Start of DATASET
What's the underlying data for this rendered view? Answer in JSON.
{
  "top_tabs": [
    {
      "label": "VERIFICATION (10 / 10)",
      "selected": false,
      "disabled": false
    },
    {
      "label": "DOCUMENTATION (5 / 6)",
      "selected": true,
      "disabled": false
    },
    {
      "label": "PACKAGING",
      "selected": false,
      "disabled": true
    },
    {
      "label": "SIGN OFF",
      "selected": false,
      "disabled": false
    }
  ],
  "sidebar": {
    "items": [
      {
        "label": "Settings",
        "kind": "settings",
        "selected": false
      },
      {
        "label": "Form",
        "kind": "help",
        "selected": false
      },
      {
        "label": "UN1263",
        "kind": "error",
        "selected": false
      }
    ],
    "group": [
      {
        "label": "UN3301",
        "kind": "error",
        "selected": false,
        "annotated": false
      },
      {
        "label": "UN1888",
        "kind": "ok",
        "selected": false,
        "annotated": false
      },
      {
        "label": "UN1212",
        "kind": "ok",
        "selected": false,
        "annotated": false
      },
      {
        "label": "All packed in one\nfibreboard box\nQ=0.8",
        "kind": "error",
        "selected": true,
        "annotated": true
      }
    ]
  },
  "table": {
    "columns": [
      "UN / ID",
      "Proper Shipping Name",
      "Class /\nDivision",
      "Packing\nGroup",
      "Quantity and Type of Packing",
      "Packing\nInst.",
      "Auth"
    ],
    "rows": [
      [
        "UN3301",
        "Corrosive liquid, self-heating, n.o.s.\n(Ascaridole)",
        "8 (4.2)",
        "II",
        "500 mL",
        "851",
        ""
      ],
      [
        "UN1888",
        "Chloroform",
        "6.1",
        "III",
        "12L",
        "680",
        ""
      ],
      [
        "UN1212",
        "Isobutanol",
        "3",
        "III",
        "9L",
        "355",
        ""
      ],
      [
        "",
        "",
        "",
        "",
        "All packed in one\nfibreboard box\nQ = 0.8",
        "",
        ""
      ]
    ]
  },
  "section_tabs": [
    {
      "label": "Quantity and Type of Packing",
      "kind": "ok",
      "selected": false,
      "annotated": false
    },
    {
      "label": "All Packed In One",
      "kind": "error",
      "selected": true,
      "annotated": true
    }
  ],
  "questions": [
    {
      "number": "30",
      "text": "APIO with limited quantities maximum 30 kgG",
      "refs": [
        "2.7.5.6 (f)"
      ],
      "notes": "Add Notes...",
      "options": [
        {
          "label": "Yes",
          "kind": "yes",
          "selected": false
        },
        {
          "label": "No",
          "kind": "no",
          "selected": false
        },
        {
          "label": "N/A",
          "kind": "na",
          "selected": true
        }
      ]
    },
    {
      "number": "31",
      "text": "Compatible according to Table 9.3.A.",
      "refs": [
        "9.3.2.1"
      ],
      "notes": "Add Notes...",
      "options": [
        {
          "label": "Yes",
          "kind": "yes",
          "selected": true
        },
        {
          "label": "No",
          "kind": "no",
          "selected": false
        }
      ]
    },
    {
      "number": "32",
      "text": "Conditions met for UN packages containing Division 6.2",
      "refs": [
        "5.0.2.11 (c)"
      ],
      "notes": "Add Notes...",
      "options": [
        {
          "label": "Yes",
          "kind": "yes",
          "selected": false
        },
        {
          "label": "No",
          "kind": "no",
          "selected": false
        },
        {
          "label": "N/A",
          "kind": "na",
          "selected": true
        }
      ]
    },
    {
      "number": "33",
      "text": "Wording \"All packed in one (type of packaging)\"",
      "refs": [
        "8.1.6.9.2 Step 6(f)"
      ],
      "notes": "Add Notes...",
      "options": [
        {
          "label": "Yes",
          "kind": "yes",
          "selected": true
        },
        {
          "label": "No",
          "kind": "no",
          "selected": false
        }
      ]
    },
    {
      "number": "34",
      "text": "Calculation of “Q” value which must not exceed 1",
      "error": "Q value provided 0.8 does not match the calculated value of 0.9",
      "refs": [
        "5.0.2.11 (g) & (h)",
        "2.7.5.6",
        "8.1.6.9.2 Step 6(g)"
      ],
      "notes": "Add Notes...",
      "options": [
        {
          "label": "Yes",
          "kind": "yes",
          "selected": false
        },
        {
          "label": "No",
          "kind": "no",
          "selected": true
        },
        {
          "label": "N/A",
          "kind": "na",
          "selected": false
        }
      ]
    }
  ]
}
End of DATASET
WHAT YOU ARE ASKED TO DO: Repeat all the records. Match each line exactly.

EXERCISE SOLUTION:
What's the underlying data for this rendered view? Answer in JSON.
{
  "top_tabs": [
    {
      "label": "VERIFICATION (10 / 10)",
      "selected": false,
      "disabled": false
    },
    {
      "label": "DOCUMENTATION (5 / 6)",
      "selected": true,
      "disabled": false
    },
    {
      "label": "PACKAGING",
      "selected": false,
      "disabled": true
    },
    {
      "label": "SIGN OFF",
      "selected": false,
      "disabled": false
    }
  ],
  "sidebar": {
    "items": [
      {
        "label": "Settings",
        "kind": "settings",
        "selected": false
      },
      {
        "label": "Form",
        "kind": "help",
        "selected": false
      },
      {
        "label": "UN1263",
        "kind": "error",
        "selected": false
      }
    ],
    "group": [
      {
        "label": "UN3301",
        "kind": "error",
        "selected": false,
        "annotated": false
      },
      {
        "label": "UN1888",
        "kind": "ok",
        "selected": false,
        "annotated": false
      },
      {
        "label": "UN1212",
        "kind": "ok",
        "selected": false,
        "annotated": false
      },
      {
        "label": "All packed in one\nfibreboard box\nQ=0.8",
        "kind": "error",
        "selected": true,
        "annotated": true
      }
    ]
  },
  "table": {
    "columns": [
      "UN / ID",
      "Proper Shipping Name",
      "Class /\nDivision",
      "Packing\nGroup",
      "Quantity and Type of Packing",
      "Packing\nInst.",
      "Auth"
    ],
    "rows": [
      [
        "UN3301",
        "Corrosive liquid, self-heating, n.o.s.\n(Ascaridole)",
        "8 (4.2)",
        "II",
        "500 mL",
        "851",
        ""
      ],
      [
        "UN1888",
        "Chloroform",
        "6.1",
        "III",
        "12L",
        "680",
        ""
      ],
      [
        "UN1212",
        "Isobutanol",
        "3",
        "III",
        "9L",
        "355",
        ""
      ],
      [
        "",
        "",
        "",
        "",
        "All packed in one\nfibreboard box\nQ = 0.8",
        "",
        ""
      ]
    ]
  },
  "section_tabs": [
    {
      "label": "Quantity and Type of Packing",
      "kind": "ok",
      "selected": false,
      "annotated": false
    },
    {
      "label": "All Packed In One",
      "kind": "error",
      "selected": true,
      "annotated": true
    }
  ],
  "questions": [
    {
      "number": "30",
      "text": "APIO with limited quantities maximum 30 kgG",
      "refs": [
        "2.7.5.6 (f)"
      ],
      "notes": "Add Notes...",
      "options": [
        {
          "label": "Yes",
          "kind": "yes",
          "selected": false
        },
        {
          "label": "No",
          "kind": "no",
          "selected": false
        },
        {
          "label": "N/A",
          "kind": "na",
          "selected": true
        }
      ]
    },
    {
      "number": "31",
      "text": "Compatible according to Table 9.3.A.",
      "refs": [
        "9.3.2.1"
      ],
      "notes": "Add Notes...",
      "options": [
        {
          "label": "Yes",
          "kind": "yes",
          "selected": true
        },
        {
          "label": "No",
          "kind": "no",
          "selected": false
        }
      ]
    },
    {
      "number": "32",
      "text": "Conditions met for UN packages containing Division 6.2",
      "refs": [
        "5.0.2.11 (c)"
      ],
      "notes": "Add Notes...",
      "options": [
        {
          "label": "Yes",
          "kind": "yes",
          "selected": false
        },
        {
          "label": "No",
          "kind": "no",
          "selected": false
        },
        {
          "label": "N/A",
          "kind": "na",
          "selected": true
        }
      ]
    },
    {
      "number": "33",
      "text": "Wording \"All packed in one (type of packaging)\"",
      "refs": [
        "8.1.6.9.2 Step 6(f)"
      ],
      "notes": "Add Notes...",
      "options": [
        {
          "label": "Yes",
          "kind": "yes",
          "selected": true
        },
        {
          "label": "No",
          "kind": "no",
          "selected": false
        }
      ]
    },
    {
      "number": "34",
      "text": "Calculation of “Q” value which must not exceed 1",
      "error": "Q value provided 0.8 does not match the calculated value of 0.9",
      "refs": [
        "5.0.2.11 (g) & (h)",
        "2.7.5.6",
        "8.1.6.9.2 Step 6(g)"
      ],
      "notes": "Add Notes...",
      "options": [
        {
          "label": "Yes",
          "kind": "yes",
          "selected": false
        },
        {
          "label": "No",
          "kind": "no",
          "selected": true
        },
        {
          "label": "N/A",
          "kind": "na",
          "selected": false
        }
      ]
    }
  ]
}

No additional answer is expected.